Caramel Apples

Last month I made 2 apples cakes for my friend Emily, and I topped the cake with cramelised apples which is what you see below, as well as adding apples to the mixture.  Very simple.  Peel and half apples and put them in lemon juice to stop discolouring but very very importantly it will also stop the sugar hardening when cool or crystalising.  Lemon juice inverts the sugar syrup.  Don’t cook the apples much since you’re baking them later in the cake, just give them a minute on either side to colour.

Line your cake tin with baking paper, cut side down place tightly the apples on it.  Spoon your cake mixture on top.

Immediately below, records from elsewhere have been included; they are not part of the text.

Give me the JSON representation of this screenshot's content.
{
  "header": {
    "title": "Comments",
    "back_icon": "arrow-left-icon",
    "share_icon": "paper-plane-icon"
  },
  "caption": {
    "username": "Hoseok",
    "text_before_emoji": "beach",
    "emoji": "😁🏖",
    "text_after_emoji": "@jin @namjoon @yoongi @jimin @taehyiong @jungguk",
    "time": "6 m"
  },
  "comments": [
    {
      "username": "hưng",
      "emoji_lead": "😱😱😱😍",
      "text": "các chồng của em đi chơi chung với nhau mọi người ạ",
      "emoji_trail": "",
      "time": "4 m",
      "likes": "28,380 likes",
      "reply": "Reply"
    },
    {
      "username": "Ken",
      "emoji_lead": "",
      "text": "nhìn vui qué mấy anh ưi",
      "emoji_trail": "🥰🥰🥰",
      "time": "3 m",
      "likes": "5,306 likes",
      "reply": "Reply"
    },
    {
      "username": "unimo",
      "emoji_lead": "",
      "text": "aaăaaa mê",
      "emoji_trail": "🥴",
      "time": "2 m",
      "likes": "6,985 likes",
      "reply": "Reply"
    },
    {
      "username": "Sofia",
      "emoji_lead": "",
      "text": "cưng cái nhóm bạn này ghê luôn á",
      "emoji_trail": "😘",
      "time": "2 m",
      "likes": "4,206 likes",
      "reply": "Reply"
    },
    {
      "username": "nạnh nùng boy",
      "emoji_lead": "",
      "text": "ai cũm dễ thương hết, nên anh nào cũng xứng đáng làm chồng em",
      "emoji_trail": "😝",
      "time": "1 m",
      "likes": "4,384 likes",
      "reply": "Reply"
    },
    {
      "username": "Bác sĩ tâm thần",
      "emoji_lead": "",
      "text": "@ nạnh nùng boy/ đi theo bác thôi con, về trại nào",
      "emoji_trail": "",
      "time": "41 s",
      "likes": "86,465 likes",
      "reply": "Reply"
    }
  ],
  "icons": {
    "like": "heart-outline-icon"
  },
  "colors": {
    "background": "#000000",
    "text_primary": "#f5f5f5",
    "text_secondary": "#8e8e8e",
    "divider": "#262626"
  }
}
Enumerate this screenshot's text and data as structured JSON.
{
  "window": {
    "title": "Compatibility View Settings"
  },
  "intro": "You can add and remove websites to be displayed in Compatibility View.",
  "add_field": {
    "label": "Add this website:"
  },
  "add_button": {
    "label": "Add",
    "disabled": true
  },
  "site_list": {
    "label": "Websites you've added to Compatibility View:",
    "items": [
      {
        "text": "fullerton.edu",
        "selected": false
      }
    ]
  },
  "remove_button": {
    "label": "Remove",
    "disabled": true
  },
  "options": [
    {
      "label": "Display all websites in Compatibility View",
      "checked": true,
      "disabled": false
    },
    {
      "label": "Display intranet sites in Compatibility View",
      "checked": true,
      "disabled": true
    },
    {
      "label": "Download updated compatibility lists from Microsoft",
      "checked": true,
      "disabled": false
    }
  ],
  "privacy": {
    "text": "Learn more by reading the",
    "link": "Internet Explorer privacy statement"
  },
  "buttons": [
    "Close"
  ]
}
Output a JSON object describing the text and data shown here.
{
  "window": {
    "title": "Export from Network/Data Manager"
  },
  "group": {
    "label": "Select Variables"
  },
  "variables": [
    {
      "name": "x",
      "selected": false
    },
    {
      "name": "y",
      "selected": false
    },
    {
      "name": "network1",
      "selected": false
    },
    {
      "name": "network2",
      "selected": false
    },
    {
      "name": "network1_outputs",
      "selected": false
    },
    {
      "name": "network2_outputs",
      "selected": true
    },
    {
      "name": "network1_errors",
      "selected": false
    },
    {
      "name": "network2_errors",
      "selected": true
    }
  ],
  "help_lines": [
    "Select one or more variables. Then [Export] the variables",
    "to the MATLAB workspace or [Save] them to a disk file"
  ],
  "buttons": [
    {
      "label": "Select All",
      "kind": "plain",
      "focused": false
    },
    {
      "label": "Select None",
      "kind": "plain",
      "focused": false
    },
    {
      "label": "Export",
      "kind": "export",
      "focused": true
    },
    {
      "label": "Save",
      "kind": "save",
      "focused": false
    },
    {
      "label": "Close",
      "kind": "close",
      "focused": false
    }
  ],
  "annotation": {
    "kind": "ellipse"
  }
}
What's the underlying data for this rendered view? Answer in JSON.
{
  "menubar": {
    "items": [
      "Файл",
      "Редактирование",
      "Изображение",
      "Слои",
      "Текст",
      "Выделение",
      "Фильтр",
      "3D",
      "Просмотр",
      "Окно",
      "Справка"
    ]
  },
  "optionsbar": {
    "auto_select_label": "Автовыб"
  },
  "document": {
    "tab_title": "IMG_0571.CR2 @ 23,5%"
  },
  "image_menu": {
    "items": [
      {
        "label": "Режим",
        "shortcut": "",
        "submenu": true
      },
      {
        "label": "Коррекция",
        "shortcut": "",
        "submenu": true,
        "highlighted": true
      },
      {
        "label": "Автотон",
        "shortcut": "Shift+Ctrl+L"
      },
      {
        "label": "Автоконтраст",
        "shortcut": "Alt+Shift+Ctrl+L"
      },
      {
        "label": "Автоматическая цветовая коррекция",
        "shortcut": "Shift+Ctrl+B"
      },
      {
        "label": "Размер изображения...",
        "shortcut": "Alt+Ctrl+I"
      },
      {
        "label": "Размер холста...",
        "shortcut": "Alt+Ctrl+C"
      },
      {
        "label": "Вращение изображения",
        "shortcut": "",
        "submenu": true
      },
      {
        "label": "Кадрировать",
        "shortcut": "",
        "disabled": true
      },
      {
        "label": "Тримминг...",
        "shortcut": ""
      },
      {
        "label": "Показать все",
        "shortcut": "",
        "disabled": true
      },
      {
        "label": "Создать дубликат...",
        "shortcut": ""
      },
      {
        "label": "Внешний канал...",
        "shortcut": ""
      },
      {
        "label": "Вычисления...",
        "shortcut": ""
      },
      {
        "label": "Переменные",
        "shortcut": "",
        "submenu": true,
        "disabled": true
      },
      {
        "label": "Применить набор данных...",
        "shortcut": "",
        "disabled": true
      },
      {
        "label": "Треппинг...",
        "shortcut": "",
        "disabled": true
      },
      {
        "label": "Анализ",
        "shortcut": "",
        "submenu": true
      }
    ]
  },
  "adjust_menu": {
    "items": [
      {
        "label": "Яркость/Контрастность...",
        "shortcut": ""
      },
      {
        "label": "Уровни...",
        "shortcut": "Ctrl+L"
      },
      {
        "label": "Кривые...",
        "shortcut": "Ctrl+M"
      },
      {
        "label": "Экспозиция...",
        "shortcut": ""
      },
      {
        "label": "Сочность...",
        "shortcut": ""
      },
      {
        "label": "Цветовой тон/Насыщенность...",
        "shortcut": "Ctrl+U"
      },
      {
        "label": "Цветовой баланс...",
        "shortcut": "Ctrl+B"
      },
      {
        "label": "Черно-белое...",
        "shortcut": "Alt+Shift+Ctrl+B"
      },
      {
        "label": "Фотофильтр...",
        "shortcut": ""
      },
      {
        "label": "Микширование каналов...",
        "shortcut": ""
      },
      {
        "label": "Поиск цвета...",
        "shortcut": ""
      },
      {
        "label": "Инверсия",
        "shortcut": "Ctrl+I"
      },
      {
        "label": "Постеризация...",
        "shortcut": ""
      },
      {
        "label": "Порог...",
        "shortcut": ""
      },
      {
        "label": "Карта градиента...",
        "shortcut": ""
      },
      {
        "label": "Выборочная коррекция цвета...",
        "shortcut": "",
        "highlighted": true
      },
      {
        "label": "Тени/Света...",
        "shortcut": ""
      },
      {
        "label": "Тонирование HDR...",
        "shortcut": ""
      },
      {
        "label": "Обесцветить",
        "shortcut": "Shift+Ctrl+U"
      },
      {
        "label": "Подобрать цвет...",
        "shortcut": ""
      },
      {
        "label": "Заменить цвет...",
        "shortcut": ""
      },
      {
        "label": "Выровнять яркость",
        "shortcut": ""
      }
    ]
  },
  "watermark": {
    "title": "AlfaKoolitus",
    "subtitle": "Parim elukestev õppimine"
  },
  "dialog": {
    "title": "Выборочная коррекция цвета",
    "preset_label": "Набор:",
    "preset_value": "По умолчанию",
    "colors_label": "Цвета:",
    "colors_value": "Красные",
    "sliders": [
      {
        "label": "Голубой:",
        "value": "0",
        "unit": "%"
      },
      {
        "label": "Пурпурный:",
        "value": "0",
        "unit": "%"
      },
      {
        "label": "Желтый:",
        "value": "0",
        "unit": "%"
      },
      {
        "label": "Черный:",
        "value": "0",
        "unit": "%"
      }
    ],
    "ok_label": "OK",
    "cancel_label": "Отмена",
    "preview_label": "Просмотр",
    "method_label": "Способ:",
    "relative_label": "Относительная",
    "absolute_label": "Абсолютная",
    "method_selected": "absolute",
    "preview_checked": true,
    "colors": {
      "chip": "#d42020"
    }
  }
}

To make the caramel you can make it 2 ways, just by heating up sugar (2 cups white sugar)  in a pan slowly at first until sugar dissolved like here in this post.  The other way is to make it like my mother did and add 3 tablespoons of water to it in the beginning, it will take longer to come up to caramel but I find it a bit easier to deal with once it’s the right colour.

Quick Spelt Apple Cake

For the Cake

  • 225g  •  1 cup,  white spelt (or normal plain flour)
  • 225g  •  1 cup plus 1 tablespoon, sugar  (or light muscovado sugar)
  • 225g  •  2 sticks butter at room temperature
  • 4 eggs
  • 2 teaspoon of baking powder
  • 10ml  • 2 teaspoon of vanilla extract
  • Fine rind of 1 small lemon
For the Apples
  • 2 large apples, peeled cubed or grated or sliced (toss in the lemon juice)
  • 2 large apples to decorate if wished, thinly sliced (toss in the lemon juice)
  • juice of the lemon to stop apples discolouring
(If making the caramel apple topping, I used 9 small apples)
23cm (9″ inch) cake tin.  Pre-heat oven to  175C fan/ 190C / 375F / gas 5.
Baking paper for the bottom of tin.  If you want the side of the cake less browned then put baking paper on the sides as well.  Otherwise I just brush the sides with butter and follow by dusting with flour.
  1. Whisk all the ingredients for the cake for about 2 minutes until everything is smooth.  
  2. Fold in the 2 apples that have been cut and pour mixture into the prepare cake tin.  Decorate with the slices of apple.  
  3. Bake for 45-50mins, but check after 40 mins.  Place a cocktail stick in the middle and if it comes out clean it’s baked.
  4. Cool in tin for 10 mins and then turn it out on to rack to cool completely.